- Instructions to follow -
Return each line of the records below in which the string "meta" turns up.

Entries from a dataset of interfaces:
((

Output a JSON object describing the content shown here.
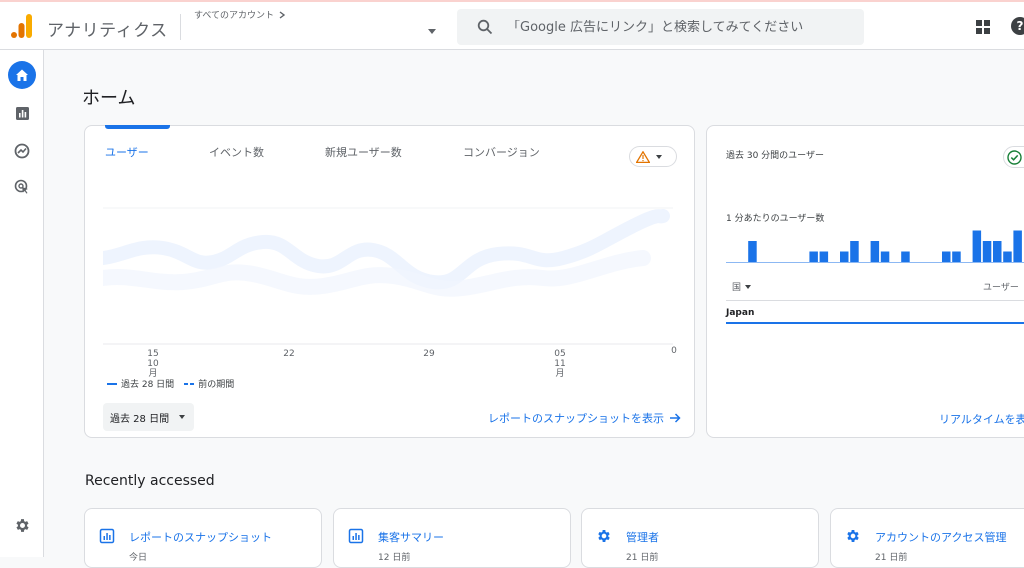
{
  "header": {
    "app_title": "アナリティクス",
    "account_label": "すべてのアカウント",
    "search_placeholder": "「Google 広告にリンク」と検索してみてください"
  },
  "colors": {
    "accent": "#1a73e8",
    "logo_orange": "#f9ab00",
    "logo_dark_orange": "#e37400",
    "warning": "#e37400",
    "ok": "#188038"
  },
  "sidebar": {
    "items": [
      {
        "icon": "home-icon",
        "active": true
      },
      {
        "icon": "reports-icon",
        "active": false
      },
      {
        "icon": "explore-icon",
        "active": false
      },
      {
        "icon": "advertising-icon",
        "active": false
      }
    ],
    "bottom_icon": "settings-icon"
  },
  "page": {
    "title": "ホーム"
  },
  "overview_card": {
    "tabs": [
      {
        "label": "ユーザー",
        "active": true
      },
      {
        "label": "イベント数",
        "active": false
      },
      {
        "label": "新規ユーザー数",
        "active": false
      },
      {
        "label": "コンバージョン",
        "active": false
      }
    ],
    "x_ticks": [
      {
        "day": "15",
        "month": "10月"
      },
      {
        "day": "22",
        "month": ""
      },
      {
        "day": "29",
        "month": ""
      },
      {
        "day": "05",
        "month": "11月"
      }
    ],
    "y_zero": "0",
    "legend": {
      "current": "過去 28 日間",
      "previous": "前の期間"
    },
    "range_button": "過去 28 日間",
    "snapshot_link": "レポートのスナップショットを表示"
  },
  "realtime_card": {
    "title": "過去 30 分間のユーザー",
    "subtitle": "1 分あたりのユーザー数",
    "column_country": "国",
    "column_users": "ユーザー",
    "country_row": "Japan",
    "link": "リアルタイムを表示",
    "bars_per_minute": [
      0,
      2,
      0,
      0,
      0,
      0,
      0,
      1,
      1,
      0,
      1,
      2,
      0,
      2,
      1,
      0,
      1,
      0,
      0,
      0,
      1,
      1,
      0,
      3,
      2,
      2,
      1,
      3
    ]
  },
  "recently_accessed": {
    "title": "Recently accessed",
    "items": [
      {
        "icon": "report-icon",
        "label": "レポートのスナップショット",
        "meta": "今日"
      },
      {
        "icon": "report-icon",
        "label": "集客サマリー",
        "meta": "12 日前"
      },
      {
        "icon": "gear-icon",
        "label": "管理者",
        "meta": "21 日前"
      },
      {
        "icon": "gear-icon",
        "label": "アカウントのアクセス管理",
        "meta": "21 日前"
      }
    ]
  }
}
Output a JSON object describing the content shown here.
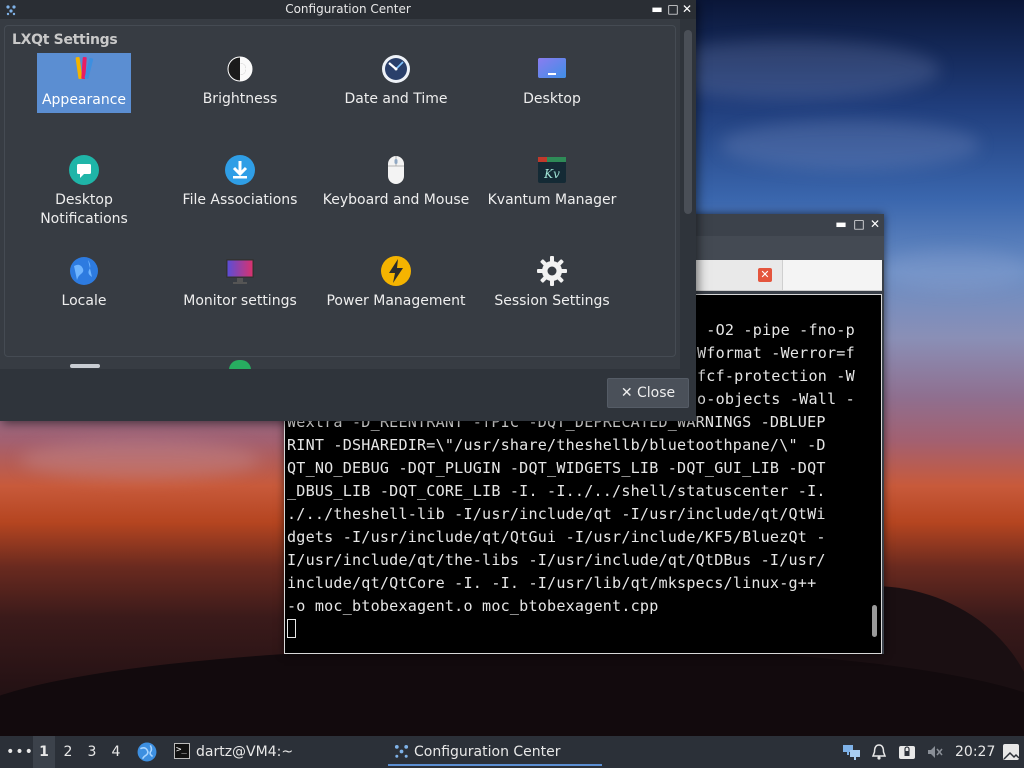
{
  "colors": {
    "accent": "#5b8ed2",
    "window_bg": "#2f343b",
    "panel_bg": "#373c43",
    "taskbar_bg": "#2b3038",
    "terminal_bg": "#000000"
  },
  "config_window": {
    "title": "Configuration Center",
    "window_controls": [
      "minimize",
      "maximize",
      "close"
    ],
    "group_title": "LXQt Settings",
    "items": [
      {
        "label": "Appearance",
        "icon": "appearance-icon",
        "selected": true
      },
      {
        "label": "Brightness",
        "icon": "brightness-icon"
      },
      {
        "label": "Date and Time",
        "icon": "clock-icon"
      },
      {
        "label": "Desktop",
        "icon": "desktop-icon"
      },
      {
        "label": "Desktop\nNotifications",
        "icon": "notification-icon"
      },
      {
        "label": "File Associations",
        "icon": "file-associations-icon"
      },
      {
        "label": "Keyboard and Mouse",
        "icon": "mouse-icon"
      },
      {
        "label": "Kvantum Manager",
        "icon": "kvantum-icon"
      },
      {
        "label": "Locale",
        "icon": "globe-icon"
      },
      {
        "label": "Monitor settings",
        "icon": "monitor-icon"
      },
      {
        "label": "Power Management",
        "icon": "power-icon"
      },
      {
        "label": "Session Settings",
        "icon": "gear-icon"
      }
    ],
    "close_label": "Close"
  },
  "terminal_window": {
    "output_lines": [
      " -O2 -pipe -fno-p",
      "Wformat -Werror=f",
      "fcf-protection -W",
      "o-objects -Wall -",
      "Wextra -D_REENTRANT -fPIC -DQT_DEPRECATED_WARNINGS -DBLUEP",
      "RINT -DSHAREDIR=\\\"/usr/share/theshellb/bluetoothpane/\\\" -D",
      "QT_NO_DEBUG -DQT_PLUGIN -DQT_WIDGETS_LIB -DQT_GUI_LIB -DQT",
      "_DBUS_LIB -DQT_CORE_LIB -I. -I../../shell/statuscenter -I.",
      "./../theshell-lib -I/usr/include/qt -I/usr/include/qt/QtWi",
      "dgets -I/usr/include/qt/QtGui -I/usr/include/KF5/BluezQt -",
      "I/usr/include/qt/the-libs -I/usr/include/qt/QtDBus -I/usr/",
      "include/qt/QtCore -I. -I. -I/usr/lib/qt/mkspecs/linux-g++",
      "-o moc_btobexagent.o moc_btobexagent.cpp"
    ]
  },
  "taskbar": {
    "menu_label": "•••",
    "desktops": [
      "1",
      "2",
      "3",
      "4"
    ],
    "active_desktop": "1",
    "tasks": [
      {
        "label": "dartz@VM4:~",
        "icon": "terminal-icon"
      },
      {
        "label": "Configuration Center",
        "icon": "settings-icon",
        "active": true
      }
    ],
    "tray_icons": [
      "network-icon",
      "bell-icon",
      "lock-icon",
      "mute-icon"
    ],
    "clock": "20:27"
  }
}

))
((

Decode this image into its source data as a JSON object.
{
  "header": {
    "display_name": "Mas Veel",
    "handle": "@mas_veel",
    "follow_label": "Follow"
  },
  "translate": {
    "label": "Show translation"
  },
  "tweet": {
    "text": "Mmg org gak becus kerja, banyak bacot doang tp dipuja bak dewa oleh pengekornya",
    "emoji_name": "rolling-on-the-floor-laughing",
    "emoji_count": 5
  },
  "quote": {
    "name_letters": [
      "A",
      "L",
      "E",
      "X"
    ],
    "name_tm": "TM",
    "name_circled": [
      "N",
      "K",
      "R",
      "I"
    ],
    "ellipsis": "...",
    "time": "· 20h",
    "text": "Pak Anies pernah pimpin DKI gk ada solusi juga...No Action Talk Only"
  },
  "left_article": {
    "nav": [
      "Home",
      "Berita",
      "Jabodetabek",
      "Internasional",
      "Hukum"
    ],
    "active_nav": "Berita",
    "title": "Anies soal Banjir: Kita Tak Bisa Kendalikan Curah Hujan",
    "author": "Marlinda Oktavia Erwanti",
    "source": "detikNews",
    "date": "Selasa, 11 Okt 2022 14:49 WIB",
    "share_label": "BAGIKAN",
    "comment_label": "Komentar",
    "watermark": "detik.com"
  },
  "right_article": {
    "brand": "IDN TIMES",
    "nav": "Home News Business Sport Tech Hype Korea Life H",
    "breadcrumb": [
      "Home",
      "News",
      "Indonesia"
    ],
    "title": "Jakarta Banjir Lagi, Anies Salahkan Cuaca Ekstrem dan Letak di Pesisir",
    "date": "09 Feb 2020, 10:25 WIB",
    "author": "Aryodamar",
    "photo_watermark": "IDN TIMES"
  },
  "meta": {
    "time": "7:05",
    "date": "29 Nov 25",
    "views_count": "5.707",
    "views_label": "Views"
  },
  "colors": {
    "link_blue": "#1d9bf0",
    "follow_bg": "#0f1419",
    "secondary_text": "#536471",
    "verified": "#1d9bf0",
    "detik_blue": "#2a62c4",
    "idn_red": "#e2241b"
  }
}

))

- Response to the exercise -
        "meta": "今日"
        "meta": "12 日前"
        "meta": "21 日前"
        "meta": "21 日前"
  "meta": {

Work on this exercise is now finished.